Cablegate: Burma: The Eyes Have It
This record is a partial extract of the original cable. The full text of the original cable is not available.
UNCLAS RANGOON 001556
STATE PASS AID/ANE
STATE FOR EAP/BCLTV
BANGKOK FOR AID
USPACOM FOR FPA
E.O. 12958: N/A
TAGS: EAID SOCI ECON BM ASSK NGO
SUBJECT: BURMA: THE EYES HAVE IT
1. (SBU) Summary: A favorite of ASSK's, U.S.-based NGO ORBIS,
arrived in Mandalay on December 5th. The flying eye hospital
and 11 foreign doctors will spend two weeks providing free
operations for patients and education and hands-on training
for nearly 100 Burmese medical staff. Despite clear benefits
to the local community from the NGO's humanitarian mission,
sustainable progress remains difficult while the GOB refuses
to adequately support healthcare. End summary.
Mandalay Welcomes Flying Eye Hospital
2. (SBU) On December 5th, the U.S.-based NGO ORBIS flew its
eye hospital into Mandalay aboard a DC-10. This flying
hospital has come to Burma once before, in 2000, and ORBIS
conducted six other hospital-based ophthalmologic programs in
Rangoon hospitals prior to that. The objectives of this
latest two-week program are to conduct free eye surgeries for
dozens of patients as well as to provide education and
hands-on training to Burmese ophthalmologists and surgical
nurses as well as equipment and training for medical
technicians at the Mandalay Eye, Ear, Nose, and Throat
Hospital. Over the two weeks, 11 physicians and nurses from
the United States, Europe, and Taiwan will participate in the
program -- sponsored by the Taiwanese national aid agency,
the International Cooperation and Development Fund (ICDF).

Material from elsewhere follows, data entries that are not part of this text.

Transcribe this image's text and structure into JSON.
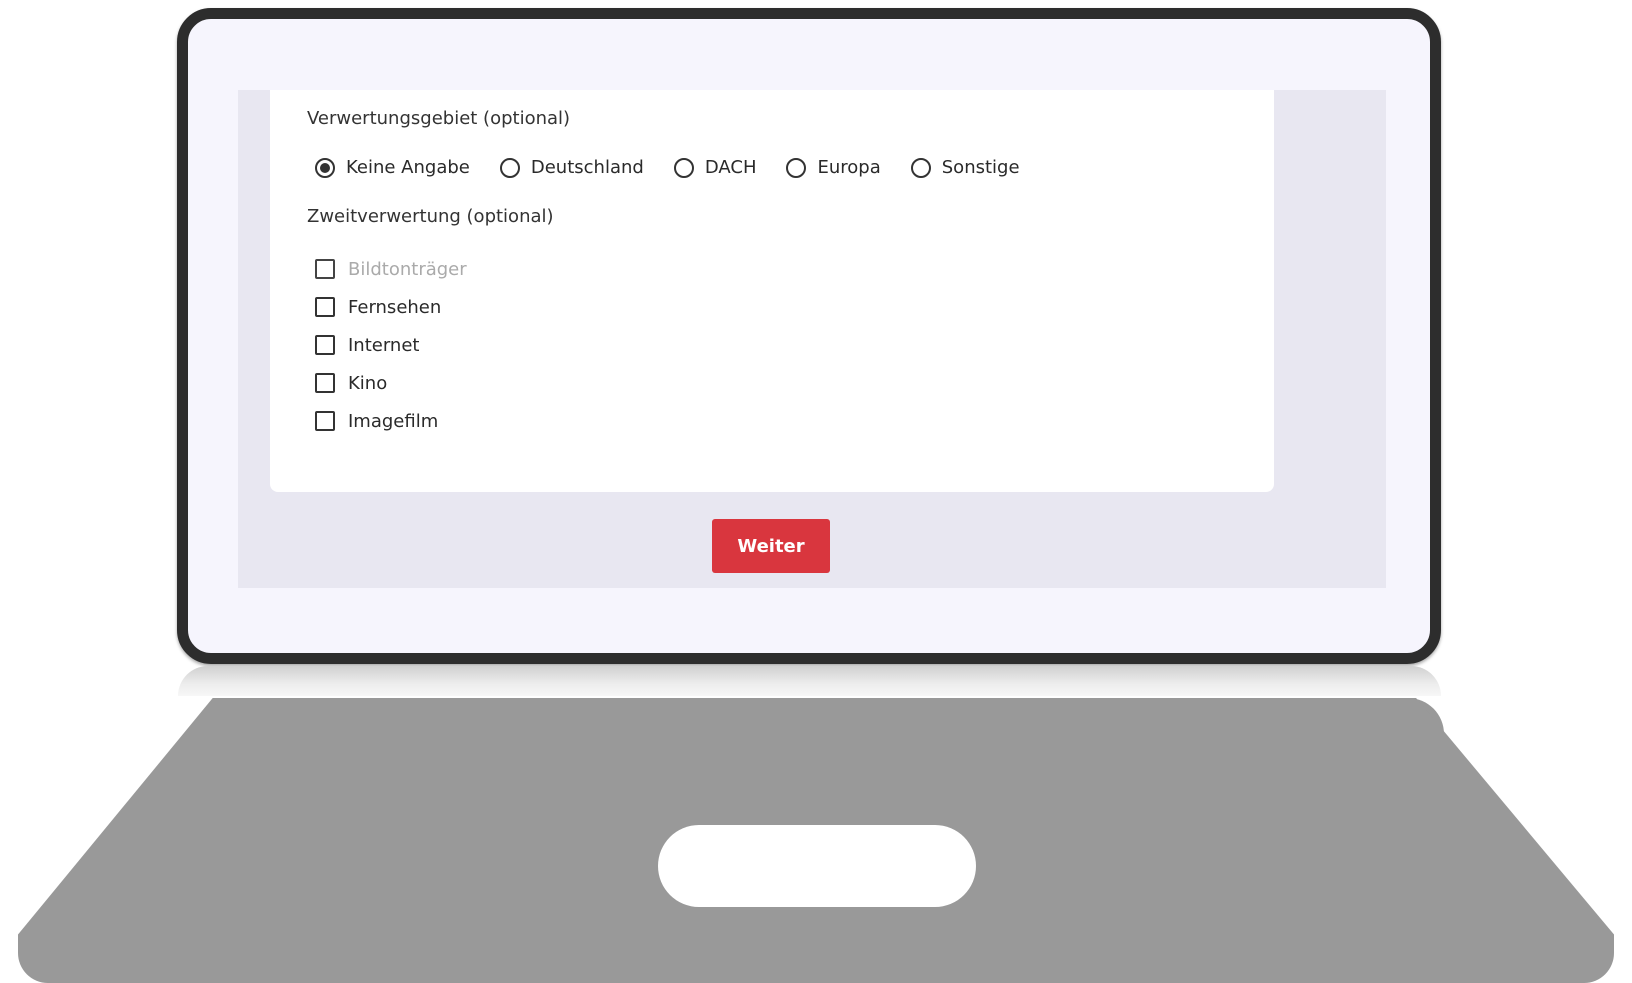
{
  "form": {
    "territory": {
      "label": "Verwertungsgebiet (optional)",
      "options": [
        "Keine Angabe",
        "Deutschland",
        "DACH",
        "Europa",
        "Sonstige"
      ],
      "selected": "Keine Angabe"
    },
    "secondary": {
      "label": "Zweitverwertung (optional)",
      "options": [
        {
          "label": "Bildtonträger",
          "checked": false,
          "disabled": true
        },
        {
          "label": "Fernsehen",
          "checked": false,
          "disabled": false
        },
        {
          "label": "Internet",
          "checked": false,
          "disabled": false
        },
        {
          "label": "Kino",
          "checked": false,
          "disabled": false
        },
        {
          "label": "Imagefilm",
          "checked": false,
          "disabled": false
        }
      ]
    },
    "next_label": "Weiter"
  },
  "colors": {
    "accent": "#d9363e",
    "screen_bg": "#e8e7f1",
    "card_bg": "#ffffff",
    "disabled_text": "#aaaaaa"
  }
}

According to an official from ICDF, this program is a trial
balloon to assess if further humanitarian aid from Taiwan is
3. (U) We visited ORBIS' operation in Mandalay during its
weekly screening day as well as one day of onboard surgery.
During the screening day, about 100 patients, referred as
untreatable by local eye doctors come to meet the ORBIS
consultants. The consultants see all of the patients, confer
with local physicians, and refer a small percentage for
surgery. According to ORBIS, the majority of patients suffer
from vision loss due to cataracts with a smaller number due
to glaucoma and posterior segment diseases.
Capacity, Resources a Problem
4. (SBU) ORBIS staff noted that a lack of modern medical
education, an oppressive hierarchical system in the medical
profession (wherein only the senior staff get advanced
training and time on hi-tech equipment), and poor supply and
maintenance of equipment were the main barriers to adequate
care in Burma's eye hospitals. In addition irregular
electricity make it difficult to operate and maintain
sophisticated equipment that has become the norm in developed
country eye clinics.
5. (SBU) Though ORBIS doctors did not make this point, it's
clear most of these problems boil down to resources. The GOB
continues to deny the Ministry of Health (which operates
public hospitals) an adequate budget. In the latest budget
figures, the GOB is allocating only about 0.50 cents per
capita for healthcare.
Comment: ASSK is an ORBIS Fan
6. (SBU) The ORBIS visit has been a priority for more than
two years, when NLD leader Aung San Suu Kyi (ASSK) asked for
USG assistance encouraging ORBIS to come back to Burma.
Though the Ministry of Health never opposed the idea, the
wheels of bureaucracy turned incredibly slowly in this case.
ASSK had also asked for our help in contacting Operation
Smile (which does free palate surgeries) and urging that NGO
to come to Burma. While there are short-term benefits to the
local community from the ORBIS missions, sustainable progress
remains unlikely so long as there is poor budgetary and
political support for healthcare. End comment.